Forth is an old language, with the first published specification in 1970, and earlier development going back to the late 1950’s. It found considerable success in the early days of personal computing due to its ability to run on very limited hardware. Also, Forth had its own simple built-in ‘operating system’ for handling files using blocks of disk-mapped memory. This enabled code to be developed in small ‘screens’ (often 16 lines x 64 characters). Combined with Forth’s unmatched interactivity, this development environment was much loved by most who used it.
Forth is interesting for two more reasons.
First, it has both a compiler and an interpreter available at all times. One switches between the two with ‘:’ and ‘;’ characters. Consider the following line of Forth code:
: SQUARE DUP * ;
The ‘:’ begins compiling, appending a new definition, called a ‘word’, into the dictionary. DUP duplicates a number, the ‘*’ multiplies it by its original self (thus squaring it), and the ‘;’ ends compiling, returning to the interpreter user prompt. A new keyword has just been added to Forth, thus extending the language !
Second, Forth is a ‘concatenative’ language. In more familiar languages (called ‘applicative’), such as C and Python, functions are applied to data stored in named locations. In Forth, the data are in a common, shared, flexible entity: the ‘stack’. This shared memory is available to each word upon entry, and any work done by the word is left in the (possibly) modified stack. The program simply consists of words chained together, from simple to complex, with the program finally run by the last defined word, which sits on top of the hierarchy. This is a very ‘natural’ way of programming, which I say more about here. Using our sample code from above, we could enter the following line at the interpreter prompt:
5 SQUARE .
5 simply puts that number on top of the stack. SQUARE executes our previously compiled word. The ‘.’ takes the number on the top of the stack and prints it:
Original Forth is a bit Spartan. Computers have come a long way in the past few decades. Machines that once filled entire desktops and weighed many pounds have given way to marvels like the Raspberry Pi. On the software side, several modern versions of Forth now give us much more comfort and power. Gone are the blocks and screens (although they still lurk for the nostalgic few). Full-blown operating systems like Linux have grown into indispensable work spaces. Far fewer wheels need to be re-invented.
One big, modern, standard, and popular Forth is GNUforth (gforth).
To install it on the pi:
sudo apt-get install gforth
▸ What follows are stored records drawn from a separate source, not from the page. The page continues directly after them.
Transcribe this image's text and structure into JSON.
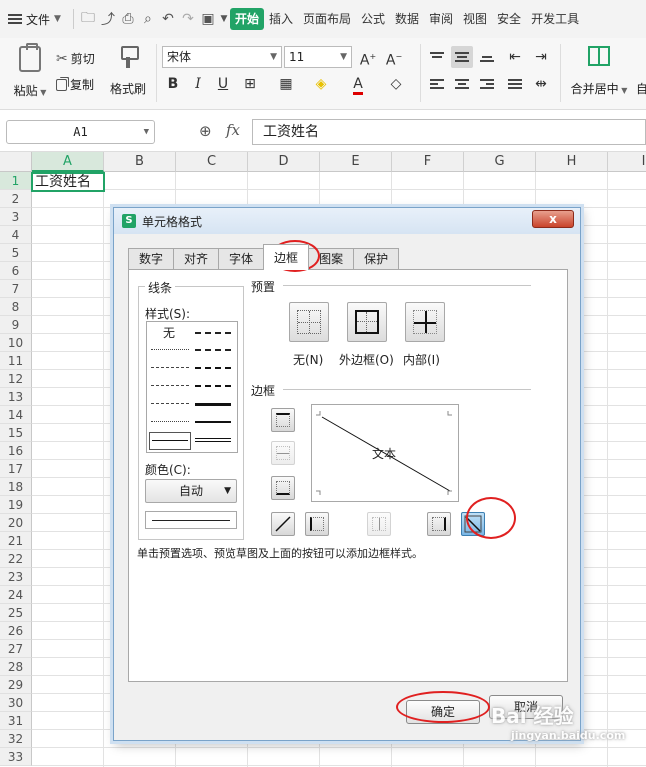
{
  "menubar": {
    "file_label": "文件",
    "tabs": [
      {
        "label": "开始",
        "active": true
      },
      {
        "label": "插入",
        "active": false
      },
      {
        "label": "页面布局",
        "active": false
      },
      {
        "label": "公式",
        "active": false
      },
      {
        "label": "数据",
        "active": false
      },
      {
        "label": "审阅",
        "active": false
      },
      {
        "label": "视图",
        "active": false
      },
      {
        "label": "安全",
        "active": false
      },
      {
        "label": "开发工具",
        "active": false
      }
    ]
  },
  "ribbon": {
    "paste": "粘贴",
    "cut": "剪切",
    "copy": "复制",
    "format_painter": "格式刷",
    "font_name": "宋体",
    "font_size": "11",
    "merge_center": "合并居中",
    "auto_label": "自"
  },
  "formula_bar": {
    "name_box": "A1",
    "fx": "fx",
    "content": "工资姓名"
  },
  "sheet": {
    "columns": [
      "A",
      "B",
      "C",
      "D",
      "E",
      "F",
      "G",
      "H",
      "I"
    ],
    "rows": [
      "1",
      "2",
      "3",
      "4",
      "5",
      "6",
      "7",
      "8",
      "9",
      "10",
      "11",
      "12",
      "13",
      "14",
      "15",
      "16",
      "17",
      "18",
      "19",
      "20",
      "21",
      "22",
      "23",
      "24",
      "25",
      "26",
      "27",
      "28",
      "29",
      "30",
      "31",
      "32",
      "33"
    ],
    "cell_a1": "工资姓名",
    "accent": "#21a366"
  },
  "dialog": {
    "title": "单元格格式",
    "close": "x",
    "tabs": [
      "数字",
      "对齐",
      "字体",
      "边框",
      "图案",
      "保护"
    ],
    "active_tab": "边框",
    "line_group": "线条",
    "style_label": "样式(S):",
    "style_none": "无",
    "color_label": "颜色(C):",
    "color_value": "自动",
    "preset_group": "预置",
    "presets": [
      "无(N)",
      "外边框(O)",
      "内部(I)"
    ],
    "border_group": "边框",
    "preview_text": "文本",
    "hint": "单击预置选项、预览草图及上面的按钮可以添加边框样式。",
    "ok": "确定",
    "cancel": "取消"
  },
  "watermark": {
    "text": "Bai 经验",
    "sub": "jingyan.baidu.com"
  }
}
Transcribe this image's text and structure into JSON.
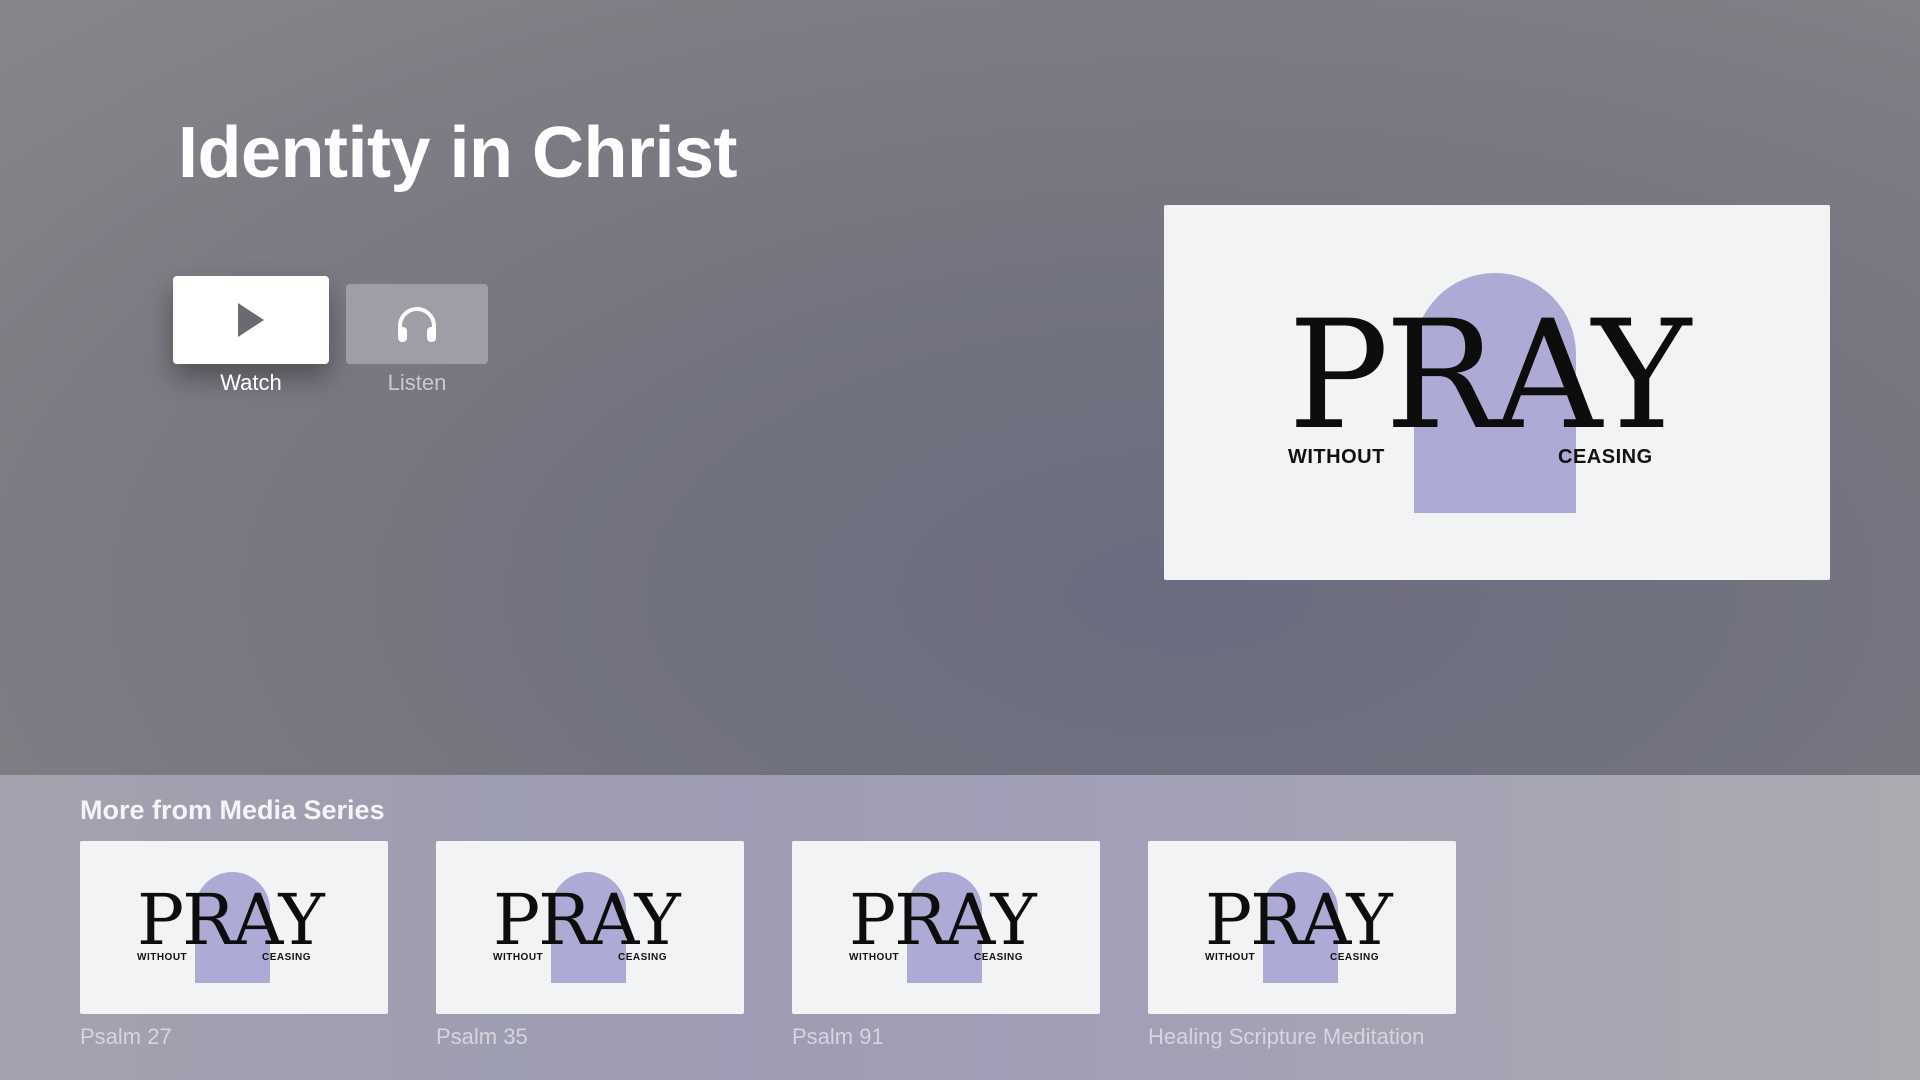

To enter the interpreter, print the available words list, do a quick test, and then exit:
: square dup * ;
5 square .
Welcome to the amazing world of Forth.
An example of Forth in action: Monte Carlo Simulation